Wrongful Termination Damages

Calculating lost wages as a result of wrongful termination, many times a retaliatory act based on our whistle blower client having objected to an illegal activity, is a three step process. The first step is calculating your lost earnings, fringe benefits and retirement income that you would have received “but for” the termination. A jury (or arbitrator) examines the earnings history, education level, employer-specific factors and the labor market potential of similarly situation persons. Where our client has held a sales job, company-specific information such as sales pipeline, prospects and opportunities that the plaintiff had in place when terminated may be helpful for determining what The second step involves determining the amount of income a person can now expect to earn in their current or expected position. Finally, future losses must be reduced to present cash value of the future income stream. In short, a dollar received tomorrow is worth less than one received today because the current dollar can be deposited and earn interest. Various tables are used to determine that value (work life tables, interest rats and tax tables may be used).

In a recent wrongful termination here at Los Angeles Employment Lawyers, economic damages were split into two parts by the court, called “back pay and “front pay”. Back pay is the loss that the injured worker incurred from the wrongful termination or forced resignation until the time of trial. This is calculated as the difference between the earnings that the plaintiff could have been expected to earn and the actual or expected earnings from a new job. Generally, in California, income taxes are not considered. Front pay, on the other hand, is the difference between future wages that the plaintiff would have been expected to have earned and their current expected future replacement income.

How long into the future does a jury project (and hopefully, award) lost wages? If the former employer/defendant has a retirement plan, the worker may have been able to receive full retirement benefits before they would have stopped working.

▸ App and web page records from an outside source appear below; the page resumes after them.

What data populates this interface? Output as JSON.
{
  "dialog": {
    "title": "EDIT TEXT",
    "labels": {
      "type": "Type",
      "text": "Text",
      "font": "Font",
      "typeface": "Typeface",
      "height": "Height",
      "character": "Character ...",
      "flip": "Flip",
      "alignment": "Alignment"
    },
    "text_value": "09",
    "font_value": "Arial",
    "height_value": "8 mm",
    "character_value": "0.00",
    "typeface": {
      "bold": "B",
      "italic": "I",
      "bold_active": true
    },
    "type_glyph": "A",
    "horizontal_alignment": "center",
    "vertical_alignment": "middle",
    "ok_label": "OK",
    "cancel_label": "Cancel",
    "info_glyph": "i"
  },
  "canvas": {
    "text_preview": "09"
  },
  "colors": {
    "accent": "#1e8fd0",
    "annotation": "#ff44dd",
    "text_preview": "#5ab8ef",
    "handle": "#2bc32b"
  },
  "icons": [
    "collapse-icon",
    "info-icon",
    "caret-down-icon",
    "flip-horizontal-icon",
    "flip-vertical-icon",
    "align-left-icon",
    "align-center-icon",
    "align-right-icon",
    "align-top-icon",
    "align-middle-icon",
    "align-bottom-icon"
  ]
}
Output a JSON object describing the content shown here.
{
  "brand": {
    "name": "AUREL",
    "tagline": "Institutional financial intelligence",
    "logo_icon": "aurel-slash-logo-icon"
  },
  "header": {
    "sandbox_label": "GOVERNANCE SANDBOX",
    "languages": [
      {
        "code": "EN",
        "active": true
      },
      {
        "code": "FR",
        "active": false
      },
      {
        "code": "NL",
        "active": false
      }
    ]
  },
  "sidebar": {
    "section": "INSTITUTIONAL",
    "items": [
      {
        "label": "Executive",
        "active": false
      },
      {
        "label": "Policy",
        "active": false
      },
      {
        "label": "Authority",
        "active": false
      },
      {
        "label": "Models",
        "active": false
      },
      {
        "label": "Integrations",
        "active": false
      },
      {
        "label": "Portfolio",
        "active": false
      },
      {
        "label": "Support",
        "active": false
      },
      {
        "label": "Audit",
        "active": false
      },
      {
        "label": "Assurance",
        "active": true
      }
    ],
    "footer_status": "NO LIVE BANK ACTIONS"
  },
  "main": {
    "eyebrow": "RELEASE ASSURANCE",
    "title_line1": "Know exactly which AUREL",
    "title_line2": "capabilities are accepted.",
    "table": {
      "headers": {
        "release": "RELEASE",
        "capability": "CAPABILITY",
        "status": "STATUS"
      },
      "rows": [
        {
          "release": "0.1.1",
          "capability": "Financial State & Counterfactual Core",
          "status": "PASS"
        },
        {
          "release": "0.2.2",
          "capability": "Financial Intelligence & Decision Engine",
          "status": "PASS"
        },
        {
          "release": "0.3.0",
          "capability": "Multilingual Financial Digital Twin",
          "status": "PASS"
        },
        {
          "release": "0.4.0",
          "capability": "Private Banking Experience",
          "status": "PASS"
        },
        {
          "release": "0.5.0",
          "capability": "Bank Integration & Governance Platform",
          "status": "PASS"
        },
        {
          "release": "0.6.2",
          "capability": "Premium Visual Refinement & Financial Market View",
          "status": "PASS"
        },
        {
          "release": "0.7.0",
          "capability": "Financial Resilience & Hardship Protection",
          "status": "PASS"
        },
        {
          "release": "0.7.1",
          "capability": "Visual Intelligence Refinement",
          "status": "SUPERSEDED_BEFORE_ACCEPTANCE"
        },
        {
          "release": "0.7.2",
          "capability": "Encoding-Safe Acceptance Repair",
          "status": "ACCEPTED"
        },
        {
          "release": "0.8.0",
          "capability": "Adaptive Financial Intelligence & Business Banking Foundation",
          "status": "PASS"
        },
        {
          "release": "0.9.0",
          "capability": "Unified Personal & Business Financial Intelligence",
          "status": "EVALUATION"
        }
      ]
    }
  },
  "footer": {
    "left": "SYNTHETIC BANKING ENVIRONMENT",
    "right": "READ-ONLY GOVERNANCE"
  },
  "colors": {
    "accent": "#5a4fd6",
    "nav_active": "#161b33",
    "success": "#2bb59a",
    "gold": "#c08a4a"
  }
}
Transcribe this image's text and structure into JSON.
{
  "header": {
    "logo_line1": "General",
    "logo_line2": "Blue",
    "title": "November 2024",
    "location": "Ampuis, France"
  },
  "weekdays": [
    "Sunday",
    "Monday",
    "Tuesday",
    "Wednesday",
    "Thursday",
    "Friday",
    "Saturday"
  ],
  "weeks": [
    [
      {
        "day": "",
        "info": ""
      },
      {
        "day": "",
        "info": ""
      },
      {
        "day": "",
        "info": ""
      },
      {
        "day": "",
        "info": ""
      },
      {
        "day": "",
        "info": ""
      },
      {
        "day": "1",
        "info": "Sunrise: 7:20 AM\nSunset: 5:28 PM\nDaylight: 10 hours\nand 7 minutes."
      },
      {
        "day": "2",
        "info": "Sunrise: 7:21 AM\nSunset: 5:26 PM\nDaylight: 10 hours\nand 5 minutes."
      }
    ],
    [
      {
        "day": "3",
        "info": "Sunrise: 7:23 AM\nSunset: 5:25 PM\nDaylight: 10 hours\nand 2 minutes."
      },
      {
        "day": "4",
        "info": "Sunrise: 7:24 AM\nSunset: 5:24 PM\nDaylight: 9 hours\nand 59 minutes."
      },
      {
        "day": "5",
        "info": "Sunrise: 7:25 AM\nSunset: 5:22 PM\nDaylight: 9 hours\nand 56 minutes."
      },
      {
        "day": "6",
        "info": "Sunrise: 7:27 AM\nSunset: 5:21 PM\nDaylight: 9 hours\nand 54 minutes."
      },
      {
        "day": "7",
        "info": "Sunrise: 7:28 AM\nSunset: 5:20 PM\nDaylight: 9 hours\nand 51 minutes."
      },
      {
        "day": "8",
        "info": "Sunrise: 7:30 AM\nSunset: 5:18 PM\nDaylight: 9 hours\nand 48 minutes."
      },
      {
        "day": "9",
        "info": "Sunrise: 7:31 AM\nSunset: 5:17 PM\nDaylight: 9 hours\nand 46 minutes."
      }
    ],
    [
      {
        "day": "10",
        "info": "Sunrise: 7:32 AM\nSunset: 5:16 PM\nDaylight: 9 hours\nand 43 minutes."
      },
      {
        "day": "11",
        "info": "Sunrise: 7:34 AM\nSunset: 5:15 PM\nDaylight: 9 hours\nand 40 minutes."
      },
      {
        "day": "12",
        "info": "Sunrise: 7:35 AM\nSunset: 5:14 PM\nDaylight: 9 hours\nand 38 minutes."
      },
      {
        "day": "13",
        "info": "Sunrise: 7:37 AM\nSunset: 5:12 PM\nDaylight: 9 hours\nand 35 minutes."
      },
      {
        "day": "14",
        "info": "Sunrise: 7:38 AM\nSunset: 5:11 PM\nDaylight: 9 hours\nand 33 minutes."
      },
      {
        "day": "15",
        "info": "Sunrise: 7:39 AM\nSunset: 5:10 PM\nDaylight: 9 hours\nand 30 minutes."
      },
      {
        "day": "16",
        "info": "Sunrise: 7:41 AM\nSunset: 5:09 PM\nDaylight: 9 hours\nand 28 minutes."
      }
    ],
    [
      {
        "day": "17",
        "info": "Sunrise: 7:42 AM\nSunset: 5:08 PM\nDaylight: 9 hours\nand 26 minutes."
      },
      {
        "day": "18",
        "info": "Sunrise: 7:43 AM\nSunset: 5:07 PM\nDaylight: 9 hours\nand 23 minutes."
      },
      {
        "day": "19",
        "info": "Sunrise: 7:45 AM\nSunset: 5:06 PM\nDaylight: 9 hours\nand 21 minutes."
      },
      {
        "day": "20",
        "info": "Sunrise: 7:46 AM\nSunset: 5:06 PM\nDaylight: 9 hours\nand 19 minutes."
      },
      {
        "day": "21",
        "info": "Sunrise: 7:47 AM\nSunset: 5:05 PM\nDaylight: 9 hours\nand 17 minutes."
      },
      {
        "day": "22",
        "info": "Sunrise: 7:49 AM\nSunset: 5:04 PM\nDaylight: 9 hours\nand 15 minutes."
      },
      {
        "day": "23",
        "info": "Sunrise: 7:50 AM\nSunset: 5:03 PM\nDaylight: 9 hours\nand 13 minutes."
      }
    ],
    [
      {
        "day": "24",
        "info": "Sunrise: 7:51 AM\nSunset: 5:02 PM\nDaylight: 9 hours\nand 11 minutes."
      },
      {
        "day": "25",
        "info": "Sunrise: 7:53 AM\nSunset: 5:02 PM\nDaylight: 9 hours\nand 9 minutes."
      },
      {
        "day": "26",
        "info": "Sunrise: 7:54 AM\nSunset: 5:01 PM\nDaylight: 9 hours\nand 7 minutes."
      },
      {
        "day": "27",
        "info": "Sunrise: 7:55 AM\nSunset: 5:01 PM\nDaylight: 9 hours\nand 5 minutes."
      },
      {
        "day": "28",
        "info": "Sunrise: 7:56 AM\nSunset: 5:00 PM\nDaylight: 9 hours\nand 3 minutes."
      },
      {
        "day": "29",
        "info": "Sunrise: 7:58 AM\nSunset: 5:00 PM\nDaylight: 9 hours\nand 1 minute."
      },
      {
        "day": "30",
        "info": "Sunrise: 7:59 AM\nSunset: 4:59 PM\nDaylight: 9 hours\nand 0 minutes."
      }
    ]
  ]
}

In contrast, how much longer does the plaintiff (realistically) plan to keep working? In our public employment cases, government employees generally have longer job tenure than private workers According to Bureau of Labor Statistics, private employment duration is 3.5 years, whereas public employees at all levels of government employment work 9.9 years. The “Life Cycle Model” assumes that a typical employee will earn a faster increase in pay over the first few years of employment, then slow down as the life cycle matures.

In many of our cases at , we alleged retaliation. One common form of retaliation is slander in the workplace. Slander is against California Civil Codes 43, 45 and 46(3). The latter code looks to whether the employee’s opportunity to earn a profit in their business field has been jeopardized. Thus, a financial analysis may have to look at these retaliatory and defamatory acts as reducing the potential of the employee to take a higher-paying job. Similarly, a false negative performance review could impact earnings. Call now to discuss your case with California’s leading employee-only law firm. Stephen Danz & Associates, 877 789 9707.